Chromium is one of the key trace metals and minerals required by your body to function properly in an assortment of areas, beginning with the maintenance of proper glucose tolerance and insulin resistance, and much more. Note, though, we aren't talking about the toxic form of chromium (hexavalent – chromium 6+) found in industrial pollution, per National Institutes of Health (NIH). Of course not. The type of healthful chromium discussed here is the biologically active trivalent, which can be found in numerous types of food and is highly recommended for your regular diet.
What Does Chromium Do?Research has shown that chromium can bolster the effectiveness of your body's insulin, a critical hormone that acts to properly regulate metabolism and the body's storage of carbohydrate, fat, and protein. The pivotal finding in this regard came in 1957, when researchers discovered that a certain compound in brewers' yeast thwarted an age-related decline in the capacity of rats to sustain healthy levels of sugar (aka glucose) in their blood. Two years later, that active ingredient linked to this glucose tolerance factor was identified as chromium, per NIH. Later studies, per naturalfoodseries.com, found that chromium acts as a water-soluble compound that promotes the action of insulin toward preserving proper blood sugar levels, hence the glucose tolerance factor. In effect, chromium assists the body in maintaining healthy blood sugar levels by carrying glucose to your body's cells. Furthermore, the it works in tandem with other trace elements in breaking down proteins, fats, and carbohydrates. A consistent intake of chromium, to include in the form of a nutritional supplement, can also reduce the risk of heart disease, per newsmax.com.
What Are the Food Sources of Chromium?Per naturalfoodseries.com, a recent survey showed that between 20 percent and 50 percent of people in developed countries, to include America, have a deficiency of trace metals in their bodies. Much of the blame for that has been the explosion of fast-food restaurants in recent decades. Such a deficiency in chromium has been linked to an increase in the incidence of diabetes and metabolic syndrome, with related symptoms in adults as well as children to include fatigue and anxiety. A chromium deficiency can also hasten the development of atherosclerosis and hinder the healing of wounds. So, let that be an incentive to make yourself more aware of the need for a steady diet of chromium and where you can find it. Following are some of the foods best known for supplying chromium:

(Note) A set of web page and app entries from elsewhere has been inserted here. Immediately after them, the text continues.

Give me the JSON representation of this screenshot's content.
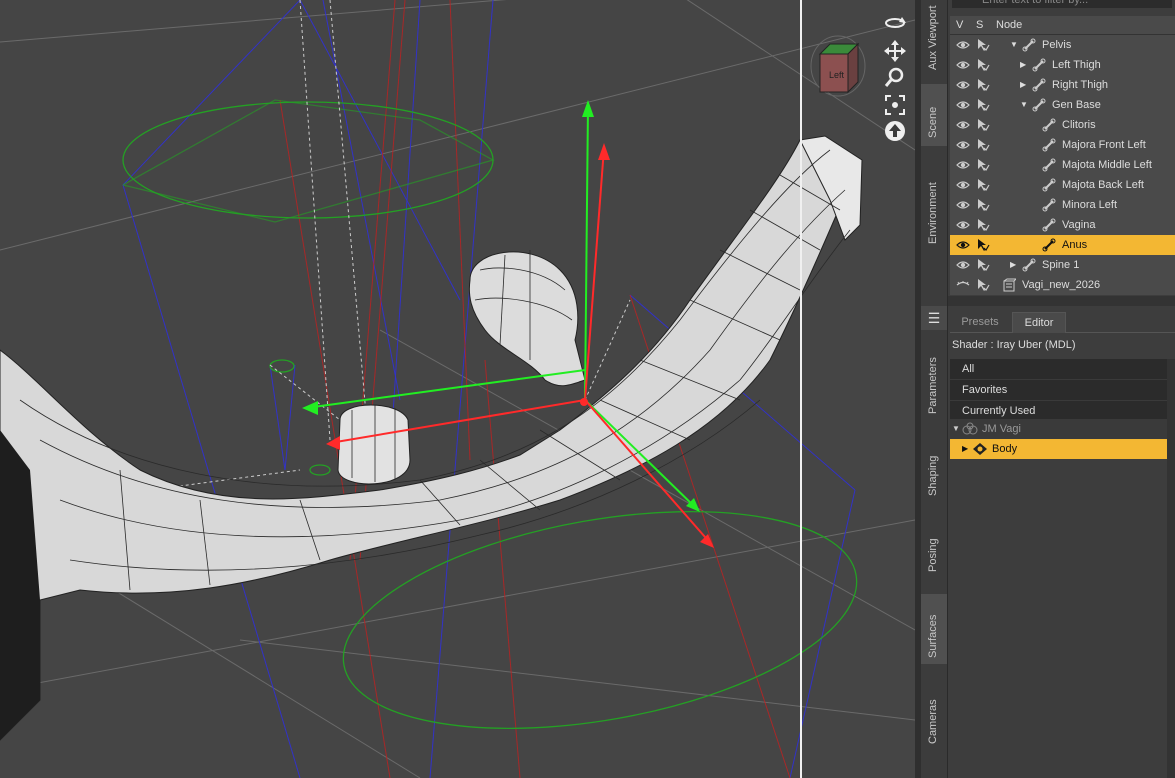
{
  "viewport": {
    "cube_label": "Left"
  },
  "side_tabs": [
    {
      "label": "Aux Viewport",
      "name": "tab-aux-viewport"
    },
    {
      "label": "Scene",
      "name": "tab-scene"
    },
    {
      "label": "Environment",
      "name": "tab-environment"
    },
    {
      "label": "Parameters",
      "name": "tab-parameters"
    },
    {
      "label": "Shaping",
      "name": "tab-shaping"
    },
    {
      "label": "Posing",
      "name": "tab-posing"
    },
    {
      "label": "Surfaces",
      "name": "tab-surfaces"
    },
    {
      "label": "Cameras",
      "name": "tab-cameras"
    }
  ],
  "scene": {
    "filter_placeholder": "Enter text to filter by...",
    "header": {
      "v": "V",
      "s": "S",
      "node": "Node"
    },
    "nodes": [
      {
        "label": "Pelvis",
        "depth": 3,
        "expander": "▼"
      },
      {
        "label": "Left Thigh",
        "depth": 4,
        "expander": "▶"
      },
      {
        "label": "Right Thigh",
        "depth": 4,
        "expander": "▶"
      },
      {
        "label": "Gen Base",
        "depth": 4,
        "expander": "▼"
      },
      {
        "label": "Clitoris",
        "depth": 5,
        "expander": ""
      },
      {
        "label": "Majora Front Left",
        "depth": 5,
        "expander": ""
      },
      {
        "label": "Majota Middle Left",
        "depth": 5,
        "expander": ""
      },
      {
        "label": "Majota Back Left",
        "depth": 5,
        "expander": ""
      },
      {
        "label": "Minora Left",
        "depth": 5,
        "expander": ""
      },
      {
        "label": "Vagina",
        "depth": 5,
        "expander": ""
      },
      {
        "label": "Anus",
        "depth": 5,
        "expander": "",
        "selected": true
      },
      {
        "label": "Spine 1",
        "depth": 3,
        "expander": "▶"
      },
      {
        "label": "Vagi_new_2026",
        "depth": 1,
        "expander": "",
        "icon": "figure"
      }
    ]
  },
  "surfaces": {
    "tabs": {
      "presets": "Presets",
      "editor": "Editor"
    },
    "shader": "Shader :  Iray Uber (MDL)",
    "filters": [
      "All",
      "Favorites",
      "Currently Used"
    ],
    "group": "JM Vagi",
    "selected_surface": "Body"
  },
  "colors": {
    "selection": "#f3b733",
    "viewport_bg": "#454545",
    "axis_x": "#ff2a2a",
    "axis_y": "#22ee22",
    "bone_blue": "#3232c8",
    "bone_green": "#24a024"
  }
}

- Dried garlic
- Mashed potatoes
- Romaine lettuce
- Green beans
- Turkey breast
- Orange juice
- Grape juice
- Egg yolks
- Red wine
- English muffins
- Nutritional supplements
Chromium's Health BenefitsFollowing is a more comprehensive look at the health benefits provided by sufficient amounts of ingested chromium in your body. Keep in mind there's not a lot of room for error here – the absorption of chromium from the intestinal tract is low, per NIH, with only about 0.4 percent to 2.5 percent of the consumed chromium getting to where it needs to go, while the rest is excreted via bowel movements. So, eat up!:
- Prevent diabetes. Well, there's no surefire guarantee that chromium can prevent diabetes, but it can lower the risk. Essentially, chromium can bolster insulin sensitivity, which helps the body process blood glucose in a healthy manner, per medicalnewstoday.com. Per naturalfoodseries.com, studies of test subjects with type-2 diabetes revealed a substantial reduction in cholesterol and blood sugar levels when given a chromium supplement for a period of four months.
- Reduce cholesterol. Left unchecked, your body's bad (LDL) cholesterol is absorbed into your stomach lining before it later flows out via your arteries and other blood vessels, per naturalfoodseries.com. It can then tax your body's metabolic rate, possibly leading to a variety of chronic illnesses. Chromium comes to the rescue by breaking down fats while keeping your body from storing cholesterol and bad fats, in the process promoting a healthy metabolic rate.
- Stave off weight gain. Chromium plays a role in maintaining a healthy weight by reducing food cravings as it works to make your body feel full longer after eating. Per naturalfoodseries.com, chromium supplements aid in the diminishment of adipose tissue created from the body's retention of fat.
- Promote healthy brain function. Chromium works to enhance hypothalamic functions, which can hinder unwanted effects of aging on the brain and its functions, such as those dealing with memory loss.
- Enhance skin health. Chromium's ability to regulate proper blood sugar levels is the key factor here. Fluctuating blood sugar levels can be the source of acne as well as unhealthy skin that lacks that healthy-looking glow.
- Prevent metabolic syndrome. In so doing, chromium consumption not only thwarts the storage of fat in your body, it can also assist in muscle regeneration, bone density maintenance, and protection of cells, per naturalfoodseries.com.
- Eye health. Chromium's penchant for regulating blood sugar levels can help in preventing diabetes, a disease often linked to detrimental eye issues such as glaucoma.
- Liver health. Chromium's aforementioned capacity to break down fats and carbohydrates takes such a load off your liver, whose mission includes filtering wastes from your body.